[Data to examine — start]

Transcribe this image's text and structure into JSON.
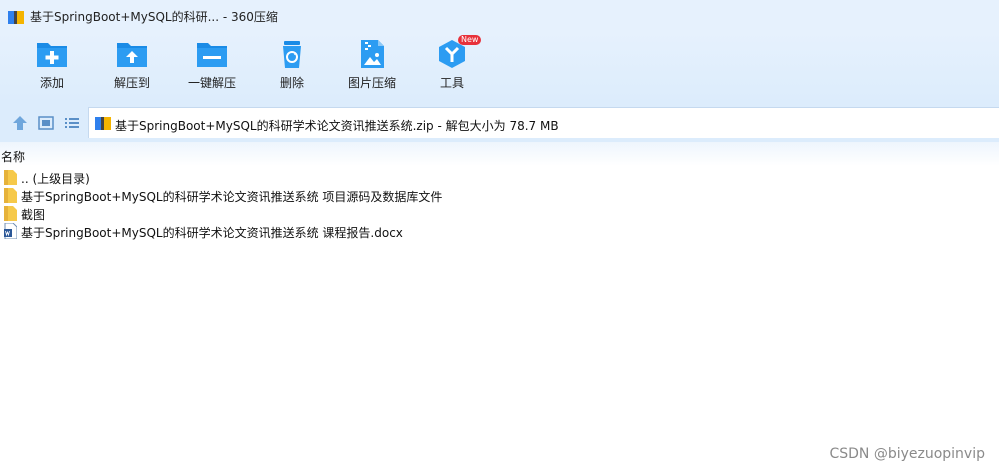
{
  "window": {
    "title": "基于SpringBoot+MySQL的科研... - 360压缩"
  },
  "toolbar": {
    "buttons": [
      {
        "label": "添加",
        "icon": "add-icon"
      },
      {
        "label": "解压到",
        "icon": "extract-to-icon"
      },
      {
        "label": "一键解压",
        "icon": "one-click-extract-icon"
      },
      {
        "label": "删除",
        "icon": "recycle-bin-icon"
      },
      {
        "label": "图片压缩",
        "icon": "image-compress-icon"
      },
      {
        "label": "工具",
        "icon": "tools-icon",
        "badge": "New"
      }
    ]
  },
  "address": {
    "text": "基于SpringBoot+MySQL的科研学术论文资讯推送系统.zip - 解包大小为 78.7 MB"
  },
  "list": {
    "column_header": "名称",
    "items": [
      {
        "name": ".. (上级目录)",
        "type": "folder"
      },
      {
        "name": "基于SpringBoot+MySQL的科研学术论文资讯推送系统 项目源码及数据库文件",
        "type": "folder"
      },
      {
        "name": "截图",
        "type": "folder"
      },
      {
        "name": "基于SpringBoot+MySQL的科研学术论文资讯推送系统 课程报告.docx",
        "type": "word-doc"
      }
    ]
  },
  "watermark": "CSDN @biyezuopinvip",
  "colors": {
    "accent": "#1a8be6",
    "toolbar_bg": "#dcecfc",
    "folder": "#f6c94a",
    "badge": "#e8313a"
  }
}
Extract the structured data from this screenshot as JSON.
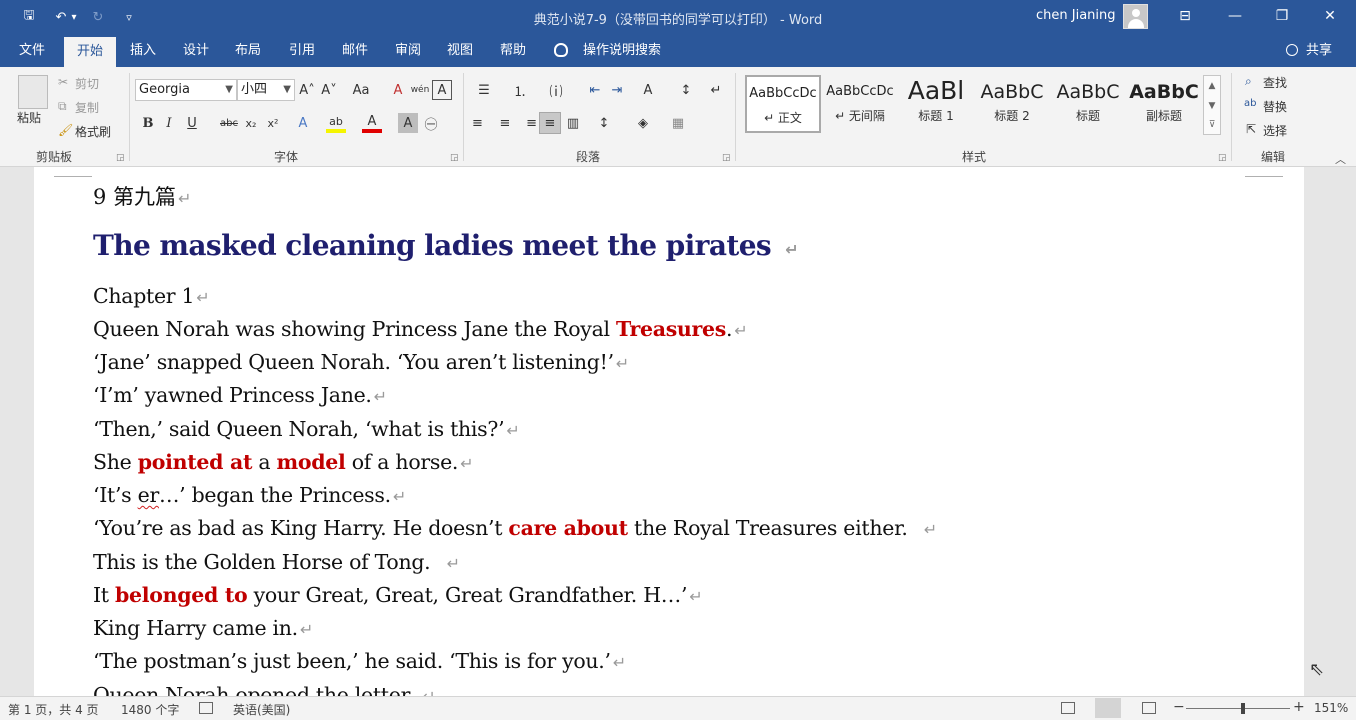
{
  "titlebar": {
    "document_title": "典范小说7-9（没带回书的同学可以打印） - Word",
    "user_name": "chen Jianing",
    "qat": {
      "save": "🖫",
      "undo": "↶",
      "undo_drop": "▾",
      "redo": "↻",
      "customize": "▿"
    },
    "window": {
      "ribbon_options": "⊟",
      "minimize": "—",
      "restore": "❐",
      "close": "✕"
    }
  },
  "tabs": [
    "文件",
    "开始",
    "插入",
    "设计",
    "布局",
    "引用",
    "邮件",
    "审阅",
    "视图",
    "帮助"
  ],
  "active_tab": "开始",
  "tell_me": "操作说明搜索",
  "share": "共享",
  "ribbon": {
    "clipboard": {
      "paste": "粘贴",
      "cut": "剪切",
      "copy": "复制",
      "format_painter": "格式刷",
      "label": "剪贴板"
    },
    "font": {
      "font_name": "Georgia",
      "font_size": "小四",
      "label": "字体",
      "grow": "A˄",
      "shrink": "A˅",
      "change_case": "Aa",
      "clear": "A",
      "phonetic": "wén",
      "border_char": "A",
      "bold": "B",
      "italic": "I",
      "underline": "U",
      "strike": "abc",
      "subscript": "x₂",
      "superscript": "x²",
      "text_effects": "A",
      "highlight": "ab",
      "font_color": "A",
      "char_shading": "A",
      "enclose": "㊀"
    },
    "paragraph": {
      "label": "段落",
      "bullets": "☰",
      "numbering": "⒈",
      "multilevel": "⒤",
      "decrease_indent": "⇤",
      "increase_indent": "⇥",
      "chinese_layout": "A",
      "sort": "↕",
      "show_marks": "↵",
      "align_left": "≡",
      "center": "≡",
      "align_right": "≡",
      "justify": "≡",
      "distributed": "▥",
      "line_spacing": "↕",
      "shading": "◈",
      "borders": "▦"
    },
    "styles": {
      "label": "样式",
      "items": [
        {
          "preview": "AaBbCcDc",
          "name": "↵ 正文",
          "selected": true
        },
        {
          "preview": "AaBbCcDc",
          "name": "↵ 无间隔",
          "selected": false
        },
        {
          "preview": "AaBl",
          "name": "标题 1",
          "selected": false
        },
        {
          "preview": "AaBbC",
          "name": "标题 2",
          "selected": false
        },
        {
          "preview": "AaBbC",
          "name": "标题",
          "selected": false
        },
        {
          "preview": "AaBbC",
          "name": "副标题",
          "selected": false
        }
      ]
    },
    "editing": {
      "label": "编辑",
      "find": "查找",
      "replace": "替换",
      "select": "选择"
    }
  },
  "document": {
    "section_heading": "9  第九篇",
    "title": "The masked cleaning ladies meet the pirates",
    "chapter": "Chapter 1",
    "para_mark": "↵",
    "lines": {
      "l1a": "Queen Norah was showing Princess Jane the Royal ",
      "l1b": "Treasures",
      "l1c": ".",
      "l2": "‘Jane’ snapped Queen Norah. ‘You aren’t listening!’",
      "l3": "‘I’m’ yawned Princess Jane.",
      "l4": "‘Then,’ said Queen Norah, ‘what is this?’",
      "l5a": "She ",
      "l5b": "pointed at",
      "l5c": " a ",
      "l5d": "model",
      "l5e": " of a horse.",
      "l6a": "‘It’s ",
      "l6b": "er",
      "l6c": "…’ began the Princess.",
      "l7a": "‘You’re as bad as King Harry. He doesn’t ",
      "l7b": "care about",
      "l7c": " the Royal Treasures either.  ",
      "l8": "This is the Golden Horse of Tong.  ",
      "l9a": "It ",
      "l9b": "belonged to",
      "l9c": " your Great, Great, Great Grandfather. H…’",
      "l10": "King Harry came in.",
      "l11": "‘The postman’s just been,’ he said. ‘This is for you.’",
      "l12": "Queen Norah opened the letter. "
    }
  },
  "status": {
    "page": "第 1 页，共 4 页",
    "words": "1480 个字",
    "language": "英语(美国)",
    "zoom_minus": "−",
    "zoom_plus": "+",
    "zoom": "151%",
    "zoom_level_percent": 151
  },
  "colors": {
    "accent": "#2b579a",
    "heading": "#1f1f6e",
    "highlight": "#c00000"
  }
}
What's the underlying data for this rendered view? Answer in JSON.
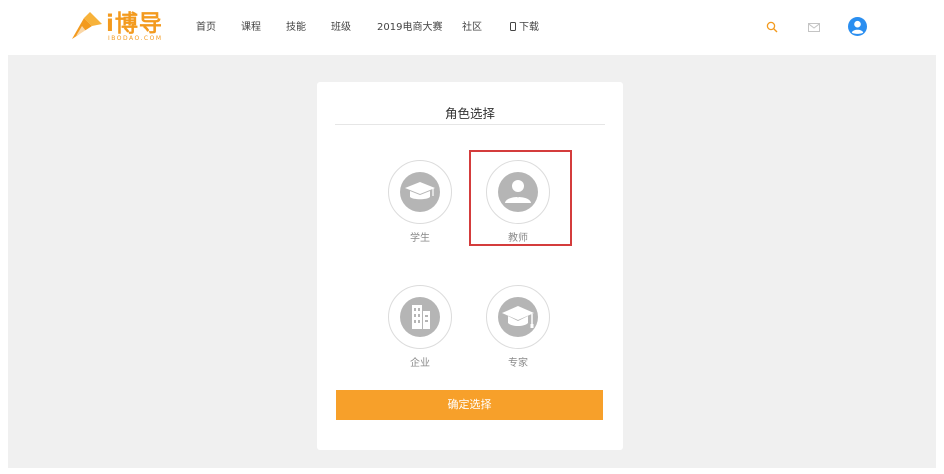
{
  "header": {
    "logo": {
      "name": "i博导",
      "sub": "IBODAO.COM"
    },
    "nav": [
      "首页",
      "课程",
      "技能",
      "班级",
      "2019电商大赛",
      "社区",
      "下载"
    ],
    "icons": [
      "search-icon",
      "mail-icon",
      "user-avatar-icon"
    ]
  },
  "card": {
    "title": "角色选择",
    "roles": [
      {
        "label": "学生",
        "icon": "graduation-cap-icon"
      },
      {
        "label": "教师",
        "icon": "teacher-person-icon",
        "selected": true
      },
      {
        "label": "企业",
        "icon": "building-icon"
      },
      {
        "label": "专家",
        "icon": "expert-cap-icon"
      }
    ],
    "confirm_label": "确定选择"
  },
  "colors": {
    "accent": "#f7a02a",
    "selection_border": "#d43c3c",
    "icon_gray": "#b5b5b5",
    "avatar_blue": "#2a8ef0",
    "background": "#f0f0f0"
  }
}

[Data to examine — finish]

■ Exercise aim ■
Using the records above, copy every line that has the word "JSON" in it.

■ Your solution ■
Transcribe this image's text and structure into JSON.
Extract the structured data from this screenshot as JSON.
What's the underlying data for this rendered view? Answer in JSON.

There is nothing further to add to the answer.